Task description
The answer must be every line below that holds the word "category".

Data to process
● ● ● ● ● ● ●

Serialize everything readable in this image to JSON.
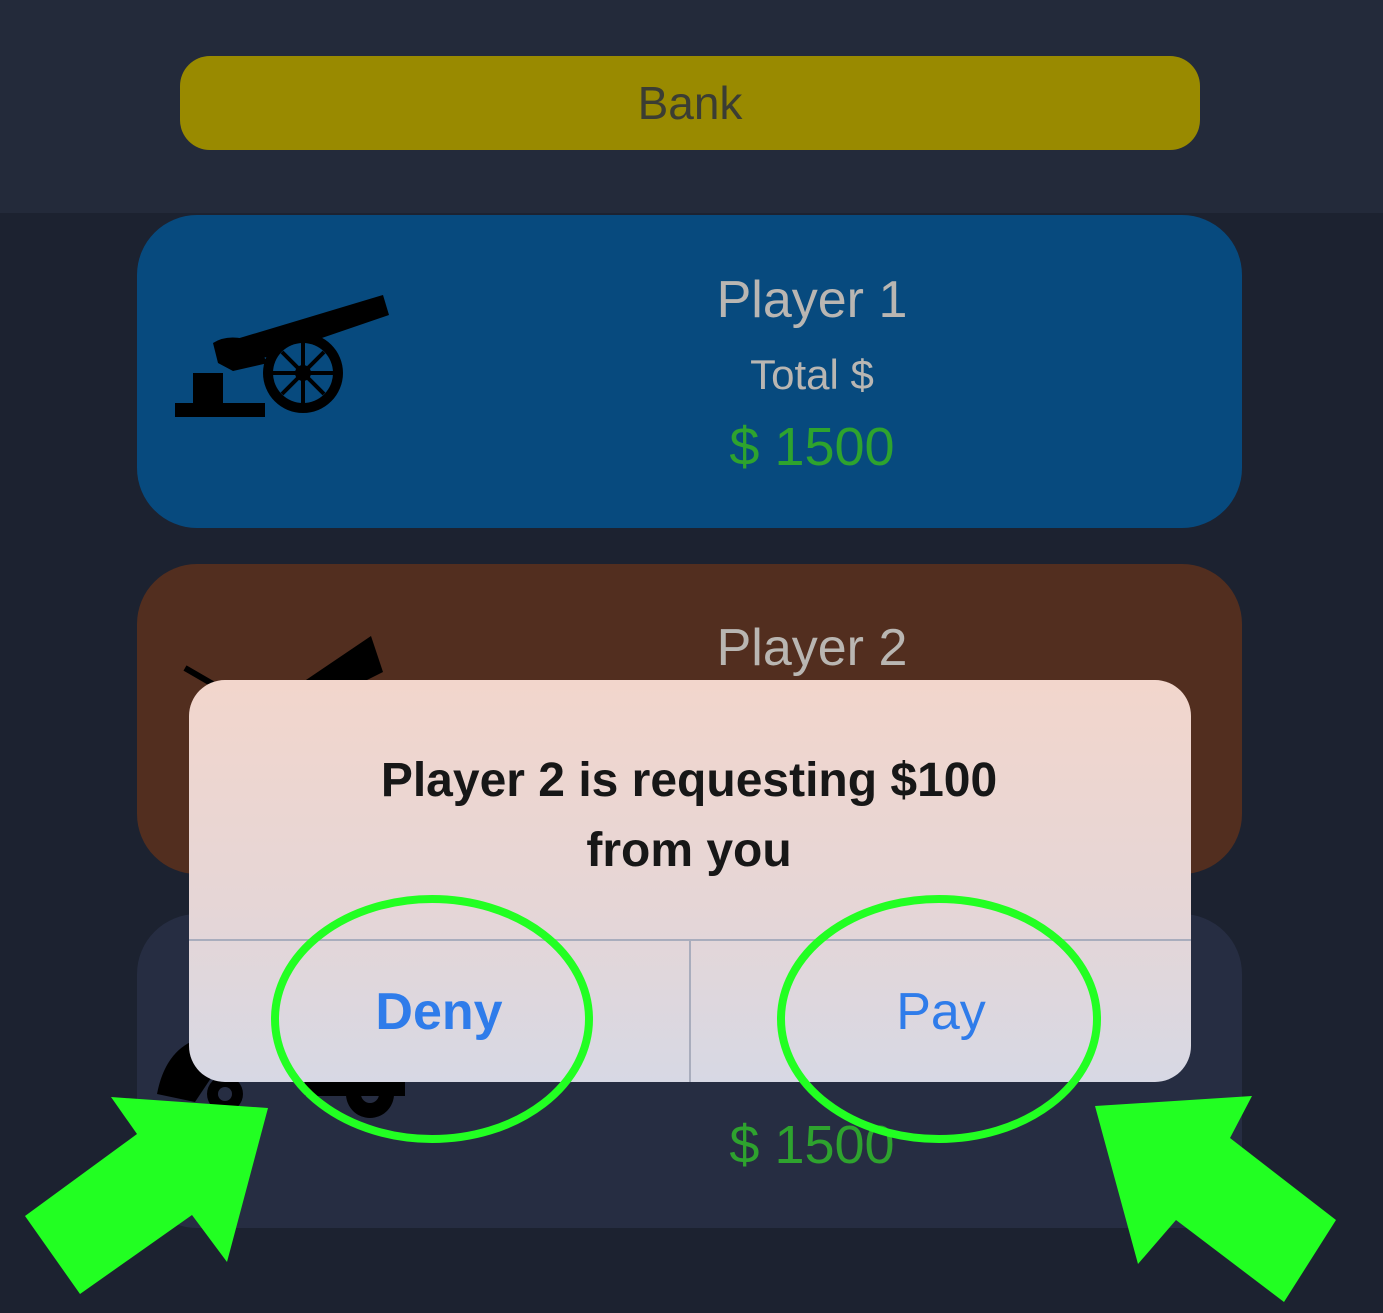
{
  "bank": {
    "label": "Bank"
  },
  "players": [
    {
      "name": "Player 1",
      "total_label": "Total $",
      "amount": "$ 1500"
    },
    {
      "name": "Player 2"
    },
    {
      "amount": "$ 1500"
    }
  ],
  "dialog": {
    "message_line1": "Player 2 is requesting $100",
    "message_line2": "from you",
    "deny_label": "Deny",
    "pay_label": "Pay"
  },
  "colors": {
    "background": "#1c2230",
    "bank": "#998a00",
    "player1_card": "#074a7e",
    "player2_card": "#522e1f",
    "player3_card": "#262d42",
    "amount_green": "#2ea32e",
    "dialog_button_blue": "#2f7cea",
    "highlight_green": "#22ff22"
  },
  "icons": [
    "cannon-icon",
    "arrow-icon"
  ]
}
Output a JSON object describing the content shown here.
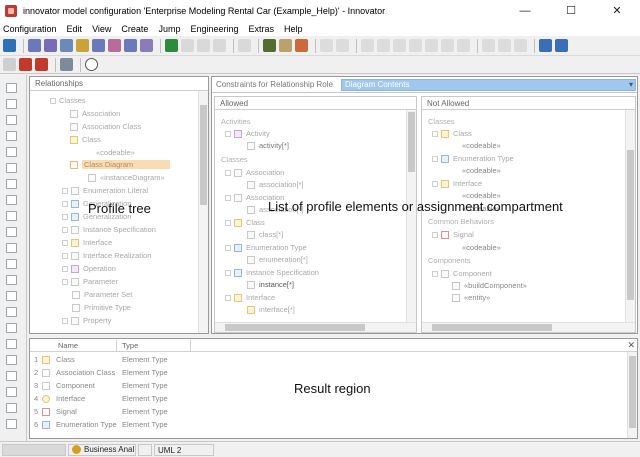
{
  "window": {
    "title": "innovator model configuration 'Enterprise Modeling Rental Car (Example_Help)' - Innovator",
    "minimize_glyph": "—",
    "maximize_glyph": "☐",
    "close_glyph": "✕"
  },
  "menu": [
    "Configuration",
    "Edit",
    "View",
    "Create",
    "Jump",
    "Engineering",
    "Extras",
    "Help"
  ],
  "left_pane": {
    "header": "Relationships",
    "root": "Classes",
    "items": [
      {
        "label": "Association",
        "icon": "association-icon"
      },
      {
        "label": "Association Class",
        "icon": "association-class-icon"
      },
      {
        "label": "Class",
        "icon": "class-icon"
      },
      {
        "label": "«codeable»",
        "icon": ""
      },
      {
        "label": "Class Diagram",
        "icon": "class-diagram-icon"
      },
      {
        "label": "«instanceDiagram»",
        "icon": "instance-diagram-icon"
      },
      {
        "label": "Enumeration Literal",
        "icon": "enumeration-literal-icon"
      },
      {
        "label": "Generalization",
        "icon": "generalization-icon"
      },
      {
        "label": "Generalization",
        "icon": "generalization-icon"
      },
      {
        "label": "Instance Specification",
        "icon": "instance-specification-icon"
      },
      {
        "label": "Interface",
        "icon": "interface-icon"
      },
      {
        "label": "Interface Realization",
        "icon": "interface-realization-icon"
      },
      {
        "label": "Operation",
        "icon": "operation-icon"
      },
      {
        "label": "Parameter",
        "icon": "parameter-icon"
      },
      {
        "label": "Parameter Set",
        "icon": "parameter-set-icon"
      },
      {
        "label": "Primitive Type",
        "icon": "primitive-type-icon"
      },
      {
        "label": "Property",
        "icon": "property-icon"
      }
    ],
    "overlay": "Profile tree"
  },
  "constraints": {
    "label": "Constraints for Relationship Role",
    "selected": "Diagram Contents",
    "overlay": "List of  profile elements or assignment compartment"
  },
  "allowed": {
    "header": "Allowed",
    "groups": [
      {
        "category": "Activities",
        "items": [
          "Activity",
          "activity[*]"
        ]
      },
      {
        "category": "Classes",
        "items": [
          "Association",
          "association[*]",
          "Association",
          "association[*]",
          "Class",
          "class[*]",
          "Enumeration Type",
          "enumeration[*]",
          "Instance Specification",
          "instance[*]",
          "Interface",
          "interface[*]"
        ]
      }
    ]
  },
  "not_allowed": {
    "header": "Not Allowed",
    "groups": [
      {
        "category": "Classes",
        "items": [
          "Class",
          "«codeable»",
          "Enumeration Type",
          "«codeable»",
          "Interface",
          "«codeable»",
          "«codeable»"
        ]
      },
      {
        "category": "Common Behaviors",
        "items": [
          "Signal",
          "«codeable»"
        ]
      },
      {
        "category": "Components",
        "items": [
          "Component",
          "«buildComponent»",
          "«entity»"
        ]
      }
    ]
  },
  "result": {
    "columns": [
      "Name",
      "Type"
    ],
    "rows": [
      {
        "num": "1",
        "name": "Class",
        "type": "Element Type"
      },
      {
        "num": "2",
        "name": "Association Class",
        "type": "Element Type"
      },
      {
        "num": "3",
        "name": "Component",
        "type": "Element Type"
      },
      {
        "num": "4",
        "name": "Interface",
        "type": "Element Type"
      },
      {
        "num": "5",
        "name": "Signal",
        "type": "Element Type"
      },
      {
        "num": "6",
        "name": "Enumeration Type",
        "type": "Element Type"
      }
    ],
    "overlay": "Result region",
    "close_glyph": "✕"
  },
  "status": {
    "profile": "Business Anal",
    "uml": "UML 2"
  },
  "colors": {
    "highlight": "#9fc7ef",
    "selection": "#f9dcb4"
  }
}
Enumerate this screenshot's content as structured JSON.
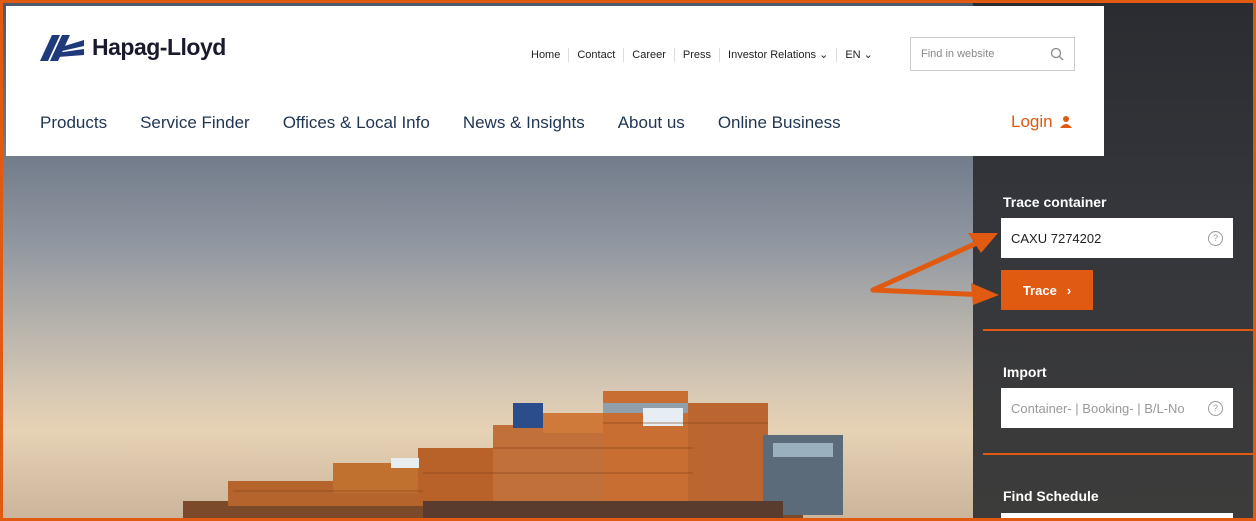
{
  "brand": {
    "name": "Hapag-Lloyd"
  },
  "topnav": [
    "Home",
    "Contact",
    "Career",
    "Press",
    "Investor Relations ⌄",
    "EN ⌄"
  ],
  "search": {
    "placeholder": "Find in website"
  },
  "mainnav": [
    "Products",
    "Service Finder",
    "Offices & Local Info",
    "News & Insights",
    "About us",
    "Online Business"
  ],
  "login": {
    "label": "Login"
  },
  "trace": {
    "title": "Trace container",
    "value": "CAXU  7274202",
    "button": "Trace",
    "button_chevron": "›"
  },
  "import": {
    "title": "Import",
    "placeholder": "Container- | Booking- | B/L-No"
  },
  "schedule": {
    "title": "Find Schedule"
  },
  "colors": {
    "accent": "#e05a12",
    "navy": "#1f3552"
  }
}
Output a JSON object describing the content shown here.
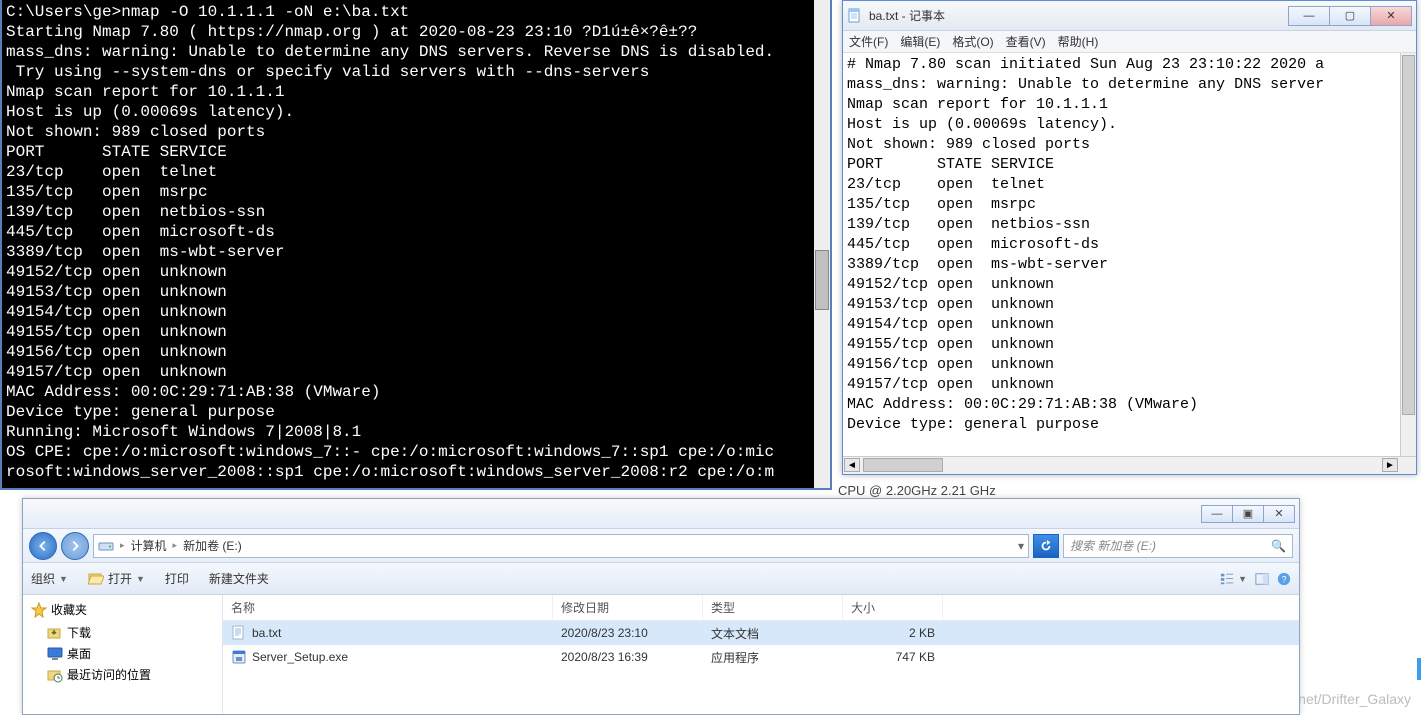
{
  "cmd": {
    "text": "C:\\Users\\ge>nmap -O 10.1.1.1 -oN e:\\ba.txt\nStarting Nmap 7.80 ( https://nmap.org ) at 2020-08-23 23:10 ?D1ú±ê×?ê±??\nmass_dns: warning: Unable to determine any DNS servers. Reverse DNS is disabled.\n Try using --system-dns or specify valid servers with --dns-servers\nNmap scan report for 10.1.1.1\nHost is up (0.00069s latency).\nNot shown: 989 closed ports\nPORT      STATE SERVICE\n23/tcp    open  telnet\n135/tcp   open  msrpc\n139/tcp   open  netbios-ssn\n445/tcp   open  microsoft-ds\n3389/tcp  open  ms-wbt-server\n49152/tcp open  unknown\n49153/tcp open  unknown\n49154/tcp open  unknown\n49155/tcp open  unknown\n49156/tcp open  unknown\n49157/tcp open  unknown\nMAC Address: 00:0C:29:71:AB:38 (VMware)\nDevice type: general purpose\nRunning: Microsoft Windows 7|2008|8.1\nOS CPE: cpe:/o:microsoft:windows_7::- cpe:/o:microsoft:windows_7::sp1 cpe:/o:mic\nrosoft:windows_server_2008::sp1 cpe:/o:microsoft:windows_server_2008:r2 cpe:/o:m"
  },
  "notepad": {
    "title": "ba.txt - 记事本",
    "menus": {
      "file": "文件(F)",
      "edit": "编辑(E)",
      "format": "格式(O)",
      "view": "查看(V)",
      "help": "帮助(H)"
    },
    "text": "# Nmap 7.80 scan initiated Sun Aug 23 23:10:22 2020 a\nmass_dns: warning: Unable to determine any DNS server\nNmap scan report for 10.1.1.1\nHost is up (0.00069s latency).\nNot shown: 989 closed ports\nPORT      STATE SERVICE\n23/tcp    open  telnet\n135/tcp   open  msrpc\n139/tcp   open  netbios-ssn\n445/tcp   open  microsoft-ds\n3389/tcp  open  ms-wbt-server\n49152/tcp open  unknown\n49153/tcp open  unknown\n49154/tcp open  unknown\n49155/tcp open  unknown\n49156/tcp open  unknown\n49157/tcp open  unknown\nMAC Address: 00:0C:29:71:AB:38 (VMware)\nDevice type: general purpose"
  },
  "explorer": {
    "breadcrumb": {
      "root_icon": "drive",
      "seg1": "计算机",
      "seg2": "新加卷 (E:)"
    },
    "search_placeholder": "搜索 新加卷 (E:)",
    "toolbar": {
      "organize": "组织",
      "open": "打开",
      "print": "打印",
      "newfolder": "新建文件夹"
    },
    "columns": {
      "name": "名称",
      "date": "修改日期",
      "type": "类型",
      "size": "大小"
    },
    "sidebar": {
      "favorites": "收藏夹",
      "downloads": "下载",
      "desktop": "桌面",
      "recent": "最近访问的位置"
    },
    "files": [
      {
        "name": "ba.txt",
        "date": "2020/8/23 23:10",
        "type": "文本文档",
        "size": "2 KB",
        "selected": true,
        "icon": "txt"
      },
      {
        "name": "Server_Setup.exe",
        "date": "2020/8/23 16:39",
        "type": "应用程序",
        "size": "747 KB",
        "selected": false,
        "icon": "exe"
      }
    ]
  },
  "bg": {
    "cpu": "CPU @ 2.20GHz  2.21 GHz",
    "watermark": "https://blog.csdn.net/Drifter_Galaxy"
  }
}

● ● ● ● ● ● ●

Answer box
        "category": "Activities",
        "category": "Classes",
        "category": "Classes",
        "category": "Common Behaviors",
        "category": "Components",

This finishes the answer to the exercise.